Generally speaking, a biodegradable product will also be compostable, as in the case of the Cove bottle. Industrial composting is highly optimized to create an aggressive, biologically-active environment, so something that is inherently consumed by microorganisms in nature will simply break down faster. However, most products labeled “compostable” today are made from synthetic materials that require industrial composting to even begin breaking down. As a result, today, the vast majority of products labeled “compostable” are not biodegradable and are as environmentally persistent as traditional plastic.

The warmer an environment, the faster a packaged food or beverage product will expire. We recommend storage in a cool place. However, short bursts of warmth will have little effect on a Cove bottle’s shelf life.

In the short term, our supply of material is limited to a small fraction of what any national brand would require. The cost of a Cove PHA bottle is much greater than a PET bottle, the retail price would be too high if we sold the bottle to a third party. We are focused on launching premium products to build our R&D and own specialized manufacturing platform to scale quickly and bring down the costs.

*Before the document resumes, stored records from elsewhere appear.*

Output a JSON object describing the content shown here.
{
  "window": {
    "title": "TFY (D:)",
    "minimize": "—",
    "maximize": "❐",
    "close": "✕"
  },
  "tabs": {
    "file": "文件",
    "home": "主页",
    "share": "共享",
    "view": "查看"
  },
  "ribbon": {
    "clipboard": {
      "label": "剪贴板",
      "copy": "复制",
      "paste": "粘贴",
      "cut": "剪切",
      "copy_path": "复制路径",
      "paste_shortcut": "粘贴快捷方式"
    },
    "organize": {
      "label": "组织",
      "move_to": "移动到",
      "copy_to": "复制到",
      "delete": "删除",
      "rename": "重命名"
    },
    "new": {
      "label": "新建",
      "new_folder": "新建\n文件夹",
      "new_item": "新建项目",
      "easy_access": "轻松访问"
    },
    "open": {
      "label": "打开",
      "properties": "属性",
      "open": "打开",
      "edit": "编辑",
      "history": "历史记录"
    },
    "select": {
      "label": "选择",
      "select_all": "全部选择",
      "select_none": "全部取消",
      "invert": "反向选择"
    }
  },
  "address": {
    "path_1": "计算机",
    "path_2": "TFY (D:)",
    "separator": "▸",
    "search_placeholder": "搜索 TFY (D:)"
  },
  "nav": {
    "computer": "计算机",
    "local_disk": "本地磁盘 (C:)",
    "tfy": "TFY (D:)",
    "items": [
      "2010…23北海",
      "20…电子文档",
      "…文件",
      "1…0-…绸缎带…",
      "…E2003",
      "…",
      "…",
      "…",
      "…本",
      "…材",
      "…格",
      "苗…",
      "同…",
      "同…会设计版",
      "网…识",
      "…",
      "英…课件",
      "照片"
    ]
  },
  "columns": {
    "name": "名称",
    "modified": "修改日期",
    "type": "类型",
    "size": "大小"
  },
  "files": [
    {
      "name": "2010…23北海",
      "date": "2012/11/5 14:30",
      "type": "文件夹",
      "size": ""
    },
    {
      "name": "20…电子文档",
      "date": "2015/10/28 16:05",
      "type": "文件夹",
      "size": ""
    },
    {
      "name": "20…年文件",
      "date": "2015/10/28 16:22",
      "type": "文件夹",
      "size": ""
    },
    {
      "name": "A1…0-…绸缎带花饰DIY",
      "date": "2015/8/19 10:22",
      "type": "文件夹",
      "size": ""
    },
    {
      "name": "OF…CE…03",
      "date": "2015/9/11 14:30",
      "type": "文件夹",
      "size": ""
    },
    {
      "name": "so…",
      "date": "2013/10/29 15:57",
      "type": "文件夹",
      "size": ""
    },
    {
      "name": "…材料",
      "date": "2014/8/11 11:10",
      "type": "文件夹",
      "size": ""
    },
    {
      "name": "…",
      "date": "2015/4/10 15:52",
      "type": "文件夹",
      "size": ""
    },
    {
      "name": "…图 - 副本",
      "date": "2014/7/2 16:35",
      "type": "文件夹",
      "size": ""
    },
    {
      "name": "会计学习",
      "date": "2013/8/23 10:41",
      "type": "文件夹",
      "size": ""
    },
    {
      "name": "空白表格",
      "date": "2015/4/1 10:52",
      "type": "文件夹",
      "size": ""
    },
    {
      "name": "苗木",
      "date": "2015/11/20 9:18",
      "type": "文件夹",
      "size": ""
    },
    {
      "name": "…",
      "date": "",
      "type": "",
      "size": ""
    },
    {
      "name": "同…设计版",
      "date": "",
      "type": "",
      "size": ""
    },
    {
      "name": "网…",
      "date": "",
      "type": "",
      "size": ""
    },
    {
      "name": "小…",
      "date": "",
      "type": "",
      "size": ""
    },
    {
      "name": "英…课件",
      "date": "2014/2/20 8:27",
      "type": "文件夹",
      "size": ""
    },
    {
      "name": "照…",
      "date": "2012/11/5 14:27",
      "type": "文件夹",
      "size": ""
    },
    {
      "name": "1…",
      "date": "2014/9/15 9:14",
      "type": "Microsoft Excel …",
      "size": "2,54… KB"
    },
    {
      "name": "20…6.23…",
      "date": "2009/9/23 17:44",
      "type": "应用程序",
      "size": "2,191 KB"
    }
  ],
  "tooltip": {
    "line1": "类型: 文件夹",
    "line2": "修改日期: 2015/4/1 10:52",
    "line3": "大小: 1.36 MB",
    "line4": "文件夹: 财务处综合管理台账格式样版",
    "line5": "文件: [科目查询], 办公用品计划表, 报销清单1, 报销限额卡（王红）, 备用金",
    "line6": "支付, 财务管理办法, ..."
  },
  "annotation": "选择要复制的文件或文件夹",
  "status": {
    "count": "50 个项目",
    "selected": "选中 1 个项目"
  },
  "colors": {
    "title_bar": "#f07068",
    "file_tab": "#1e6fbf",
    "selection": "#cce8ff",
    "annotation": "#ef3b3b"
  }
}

In the longer term, we may license our technology.

PLA, which stands for polylactic acid, is a synthetic bioplastic that is made primarily with corn. PLA is the most common bioplastic in the market today, and is widely used for products that are labeled “compostable” and “plant-based”. However, it must be emphasized that PLA: 

- does not occur naturally

- does not compost at home

- does not biodegrade in the environment

In contrast, PHA is naturally-occurring, and can be made by feeding a large number of sustainable sources of renewable carbon to microorganisms. This includes agricultural waste, wastewater, greenhouse gasses, and even used PHA. The PHA produced through the fermentation of those feedstocks is then digestible by common microorganisms everywhere, including in home and industrial compost, and in natural environments such as soil and oceans. Even animal and human digestion can metabolize PHA. PHA offers a natural replacement for plastic that does not add to the carbon in circulation  and does not cause environmentally-persistent pollution.

Yes. There is no other company at this time. We plan to continue to innovate with PHA and show that it is possible to reduce our reliance on plastic.

Today’s paper-based bottles of water are currently made of a mixture of materials that includes metals and synthetic plastics. This combination of materials results in a bottle that does not biodegrade and that is also hard to recycle. In order to recycle such bottles, it is necessary to separate the various layers of metal, plastic, and paper. Relatively few recycling facilities are able to separate multi-material packaging such as plastic-and-metal-lined cartons, so most of the bottles will just sit in landfills. 

Because Cove is made from a single layer of naturally-occurring PHA, every single end-of-life option is possible, including recycling, industrial composting, home composting, and anaerobic digestion.